Kőhalmy K, Tamási V, Kóbori L, Sárváry E, Pascussi J-M, Porrogi P, Rozman D, Prough RA, Meyer UA, Monostory K: Dehydroepiandrosterone induces human CYP2B6 through the constitutive androstane receptor. Drug Metabolism and Disposition 35: 1495-1501, 2007

Monostory K, Kőhalmy K, Prough, RA, Kóbori L, Vereczkey L: The effect of synthetic glucocorticoid, dexamethasone on CYP1A1 inducibility in adult rat and human hepatocytes. FEBS Letters 579: 229-235, 2005

Monostory K, Hazai E, Vereczkey L: Inhibition of cytochrome P450 enzymes participating in p-nitrophenol hydroxylation by drugs known as CYP2E1 inhibitors. Chemico-Biological Interactions 147: 331-340, 2004

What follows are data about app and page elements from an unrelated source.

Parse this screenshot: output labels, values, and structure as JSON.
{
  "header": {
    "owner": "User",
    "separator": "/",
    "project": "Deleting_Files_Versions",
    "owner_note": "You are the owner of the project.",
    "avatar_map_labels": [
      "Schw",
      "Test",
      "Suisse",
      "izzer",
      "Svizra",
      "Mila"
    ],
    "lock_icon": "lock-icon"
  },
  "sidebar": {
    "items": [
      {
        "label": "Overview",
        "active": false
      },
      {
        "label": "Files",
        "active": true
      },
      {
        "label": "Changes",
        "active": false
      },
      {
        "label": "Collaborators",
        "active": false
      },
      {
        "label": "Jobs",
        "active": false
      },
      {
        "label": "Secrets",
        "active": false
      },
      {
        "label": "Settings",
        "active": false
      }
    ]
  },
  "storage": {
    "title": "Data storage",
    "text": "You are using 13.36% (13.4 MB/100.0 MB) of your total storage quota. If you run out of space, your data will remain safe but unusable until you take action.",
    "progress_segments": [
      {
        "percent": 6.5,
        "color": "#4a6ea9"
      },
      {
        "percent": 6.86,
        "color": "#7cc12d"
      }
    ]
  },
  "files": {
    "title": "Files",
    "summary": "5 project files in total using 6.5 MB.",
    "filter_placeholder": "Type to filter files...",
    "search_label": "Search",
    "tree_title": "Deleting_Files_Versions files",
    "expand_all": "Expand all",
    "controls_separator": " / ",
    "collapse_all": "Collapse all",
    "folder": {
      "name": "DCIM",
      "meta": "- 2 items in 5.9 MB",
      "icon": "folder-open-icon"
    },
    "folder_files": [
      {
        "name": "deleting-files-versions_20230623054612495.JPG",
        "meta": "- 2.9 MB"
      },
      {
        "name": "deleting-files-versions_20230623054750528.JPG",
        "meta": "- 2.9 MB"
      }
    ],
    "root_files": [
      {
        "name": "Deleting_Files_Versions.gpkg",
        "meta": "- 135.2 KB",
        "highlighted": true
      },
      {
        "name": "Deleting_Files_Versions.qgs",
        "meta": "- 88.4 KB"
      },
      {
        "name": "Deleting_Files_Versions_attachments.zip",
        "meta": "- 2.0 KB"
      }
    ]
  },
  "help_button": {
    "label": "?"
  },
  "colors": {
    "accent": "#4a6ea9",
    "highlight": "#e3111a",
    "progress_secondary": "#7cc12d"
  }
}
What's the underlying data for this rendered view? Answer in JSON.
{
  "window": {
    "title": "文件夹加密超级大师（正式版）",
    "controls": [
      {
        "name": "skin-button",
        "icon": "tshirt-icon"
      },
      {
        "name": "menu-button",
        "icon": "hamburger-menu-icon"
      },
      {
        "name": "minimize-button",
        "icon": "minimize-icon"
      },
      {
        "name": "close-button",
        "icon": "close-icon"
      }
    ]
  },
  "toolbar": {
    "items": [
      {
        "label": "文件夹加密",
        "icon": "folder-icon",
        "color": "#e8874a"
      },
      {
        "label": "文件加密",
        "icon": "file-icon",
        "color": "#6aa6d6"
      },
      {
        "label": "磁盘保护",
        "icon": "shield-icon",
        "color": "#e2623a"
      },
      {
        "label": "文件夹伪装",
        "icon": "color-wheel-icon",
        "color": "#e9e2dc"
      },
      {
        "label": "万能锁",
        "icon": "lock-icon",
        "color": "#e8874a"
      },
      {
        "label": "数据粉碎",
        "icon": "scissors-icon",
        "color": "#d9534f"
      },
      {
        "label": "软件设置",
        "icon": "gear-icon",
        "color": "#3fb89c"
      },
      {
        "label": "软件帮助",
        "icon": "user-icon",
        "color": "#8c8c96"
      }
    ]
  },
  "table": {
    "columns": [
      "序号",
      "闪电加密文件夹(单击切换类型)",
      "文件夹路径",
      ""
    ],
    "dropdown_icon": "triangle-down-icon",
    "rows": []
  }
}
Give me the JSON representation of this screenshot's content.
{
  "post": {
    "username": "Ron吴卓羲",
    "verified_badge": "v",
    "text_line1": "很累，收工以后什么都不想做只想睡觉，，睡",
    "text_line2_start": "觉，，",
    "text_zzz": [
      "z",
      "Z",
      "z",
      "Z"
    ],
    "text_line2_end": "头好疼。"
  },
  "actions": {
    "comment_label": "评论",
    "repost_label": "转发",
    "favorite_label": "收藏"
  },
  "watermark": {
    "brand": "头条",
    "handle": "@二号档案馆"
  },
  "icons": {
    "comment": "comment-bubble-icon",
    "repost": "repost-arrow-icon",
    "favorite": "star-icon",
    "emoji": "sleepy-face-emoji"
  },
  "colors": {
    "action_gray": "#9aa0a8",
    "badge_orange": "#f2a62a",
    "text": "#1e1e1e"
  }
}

Szűcs G, Tamási V, Laczay P, Monostory K: Biochemical background of toxic interaction between tiamulin and monensin. Chemico-Biological Interactions 147: 151-161, 2004

Tamási V, Hazai E, Porsmyr-Palmertz M, Ingelman-Sundberg M, Vereczkey L, Monostory K: GYKI-47261, a new AMPA antagonist is a CYP2E1 inducer. Drug Metabolism and Disposition 31:1310-1314, 2003

Tamási V, Vereczkey L, Falus A, Monostory K: Some aspects of interindividual variations in the metabolism of xenobiotics. Inflammation Research 52:322-333, 2003

Hazai E, Vereczkey L, Monostory K: Reduction of toxic metabolite formation of acetaminophen. Biochemical Biophysical Research Communications 291: 1089-1094, 2002

Tamási V, Kiss Á, Dobozy O, Falus A, Vereczkey L, Monostory K: The effect of dexamethasone on P450 activities in regenerating liver. Biochemical Biophysical Research Communications 286: 239-242, 2001

Monostory K, Vereczkey L, Lévai F, Szatmári I: Iprifalvone as an inhibitor of human cytochrome P450 enzymes. British Journal of Pharmacology 123: 605-610, 1998

Monostory K, Jemnitz K, Vereczkey L, Czira G: Species differences in metabolism of panomifene, an analogue to tamoxifen. Drug Metabolism and Disposition 25: 1370-1378, 1997

Monostory K, Vereczkey L: The effect of phenobarbital and dexamethasone coadministration on the activity of rat liver P450 system. Biochemical Biophysical Research Commununications 203: 351-358, 1994